EXERCISE GOAL: In the records that come next, find every line with "JSON". Return those lines.

Dataset entries
*** Block opens ***
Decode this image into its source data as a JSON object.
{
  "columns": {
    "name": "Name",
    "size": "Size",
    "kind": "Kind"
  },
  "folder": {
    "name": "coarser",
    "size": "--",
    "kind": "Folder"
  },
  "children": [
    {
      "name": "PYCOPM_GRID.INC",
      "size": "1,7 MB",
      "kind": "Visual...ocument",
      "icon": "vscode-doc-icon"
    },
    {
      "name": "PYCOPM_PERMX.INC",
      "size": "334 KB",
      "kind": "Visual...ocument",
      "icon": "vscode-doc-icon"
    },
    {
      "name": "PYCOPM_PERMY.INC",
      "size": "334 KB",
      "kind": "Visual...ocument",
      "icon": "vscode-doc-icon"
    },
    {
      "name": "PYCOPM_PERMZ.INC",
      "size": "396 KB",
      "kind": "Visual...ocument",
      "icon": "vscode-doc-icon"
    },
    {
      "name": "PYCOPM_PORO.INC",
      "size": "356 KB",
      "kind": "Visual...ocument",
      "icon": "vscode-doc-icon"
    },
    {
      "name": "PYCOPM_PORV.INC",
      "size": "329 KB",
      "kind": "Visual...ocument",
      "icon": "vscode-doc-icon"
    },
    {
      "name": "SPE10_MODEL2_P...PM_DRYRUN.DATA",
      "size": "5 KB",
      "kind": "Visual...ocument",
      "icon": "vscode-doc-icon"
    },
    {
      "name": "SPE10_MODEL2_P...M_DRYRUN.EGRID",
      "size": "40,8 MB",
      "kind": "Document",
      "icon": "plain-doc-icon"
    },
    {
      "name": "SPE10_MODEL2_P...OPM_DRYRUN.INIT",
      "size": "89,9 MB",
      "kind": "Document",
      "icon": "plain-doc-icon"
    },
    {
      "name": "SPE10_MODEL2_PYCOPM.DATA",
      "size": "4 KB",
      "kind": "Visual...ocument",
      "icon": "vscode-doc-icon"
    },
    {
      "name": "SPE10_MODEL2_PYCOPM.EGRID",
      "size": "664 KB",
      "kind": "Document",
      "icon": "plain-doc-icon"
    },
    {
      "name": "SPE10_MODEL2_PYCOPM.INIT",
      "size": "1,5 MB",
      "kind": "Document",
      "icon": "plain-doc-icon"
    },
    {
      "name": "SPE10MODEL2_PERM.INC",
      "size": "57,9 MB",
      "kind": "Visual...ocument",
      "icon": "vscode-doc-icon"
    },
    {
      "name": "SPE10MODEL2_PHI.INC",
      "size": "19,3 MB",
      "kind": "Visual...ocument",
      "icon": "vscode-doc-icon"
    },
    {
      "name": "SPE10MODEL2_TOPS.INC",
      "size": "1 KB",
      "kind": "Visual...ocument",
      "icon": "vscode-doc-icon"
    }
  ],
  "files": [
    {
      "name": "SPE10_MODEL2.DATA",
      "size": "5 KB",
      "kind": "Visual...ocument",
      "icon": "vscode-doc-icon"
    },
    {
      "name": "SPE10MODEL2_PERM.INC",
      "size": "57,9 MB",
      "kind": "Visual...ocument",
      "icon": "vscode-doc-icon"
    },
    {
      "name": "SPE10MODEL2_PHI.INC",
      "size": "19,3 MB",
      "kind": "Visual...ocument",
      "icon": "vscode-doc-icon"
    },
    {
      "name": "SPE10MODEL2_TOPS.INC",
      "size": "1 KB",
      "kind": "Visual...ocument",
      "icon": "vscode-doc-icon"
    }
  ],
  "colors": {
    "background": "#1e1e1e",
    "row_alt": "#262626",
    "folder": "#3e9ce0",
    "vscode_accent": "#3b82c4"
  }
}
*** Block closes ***
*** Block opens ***
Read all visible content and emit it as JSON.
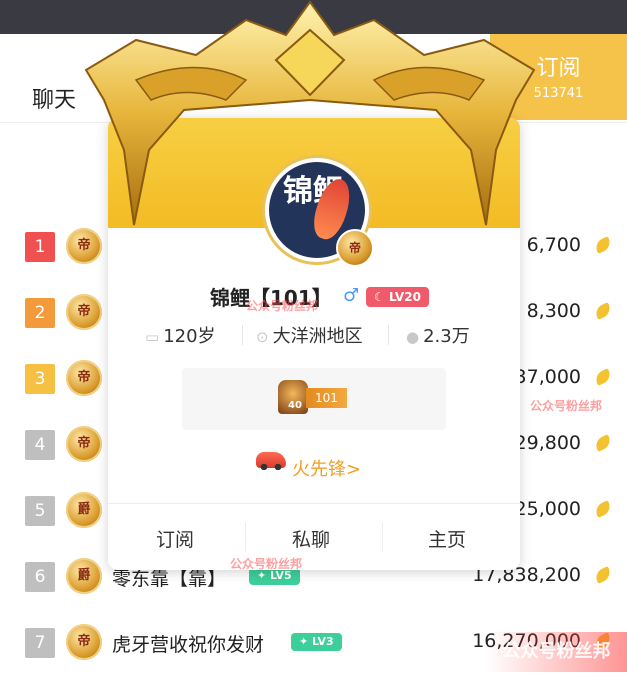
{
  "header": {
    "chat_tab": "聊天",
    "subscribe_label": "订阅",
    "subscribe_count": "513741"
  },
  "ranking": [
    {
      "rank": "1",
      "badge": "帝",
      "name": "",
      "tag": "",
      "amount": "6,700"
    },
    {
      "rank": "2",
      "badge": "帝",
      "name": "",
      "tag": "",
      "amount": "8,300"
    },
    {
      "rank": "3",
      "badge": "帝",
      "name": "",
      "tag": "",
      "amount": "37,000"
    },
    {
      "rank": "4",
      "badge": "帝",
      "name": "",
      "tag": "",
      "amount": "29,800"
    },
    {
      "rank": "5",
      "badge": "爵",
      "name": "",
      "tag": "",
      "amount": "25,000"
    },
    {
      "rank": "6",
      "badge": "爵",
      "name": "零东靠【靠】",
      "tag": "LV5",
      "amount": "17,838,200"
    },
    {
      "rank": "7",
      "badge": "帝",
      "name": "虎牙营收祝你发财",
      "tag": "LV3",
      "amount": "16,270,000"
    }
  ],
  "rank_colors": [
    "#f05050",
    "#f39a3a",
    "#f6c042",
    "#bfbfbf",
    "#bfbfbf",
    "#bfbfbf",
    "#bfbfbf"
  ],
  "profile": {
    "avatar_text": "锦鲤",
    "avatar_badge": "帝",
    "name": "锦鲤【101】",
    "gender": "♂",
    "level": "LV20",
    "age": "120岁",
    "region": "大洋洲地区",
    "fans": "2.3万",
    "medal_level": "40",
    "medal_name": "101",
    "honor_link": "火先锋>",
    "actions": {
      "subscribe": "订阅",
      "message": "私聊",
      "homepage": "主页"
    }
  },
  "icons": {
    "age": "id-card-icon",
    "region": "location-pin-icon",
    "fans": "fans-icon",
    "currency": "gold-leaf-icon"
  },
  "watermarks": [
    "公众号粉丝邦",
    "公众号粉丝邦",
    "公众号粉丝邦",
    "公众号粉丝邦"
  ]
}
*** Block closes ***
EXERCISE OUTPUT:
Decode this image into its source data as a JSON object.
Read all visible content and emit it as JSON.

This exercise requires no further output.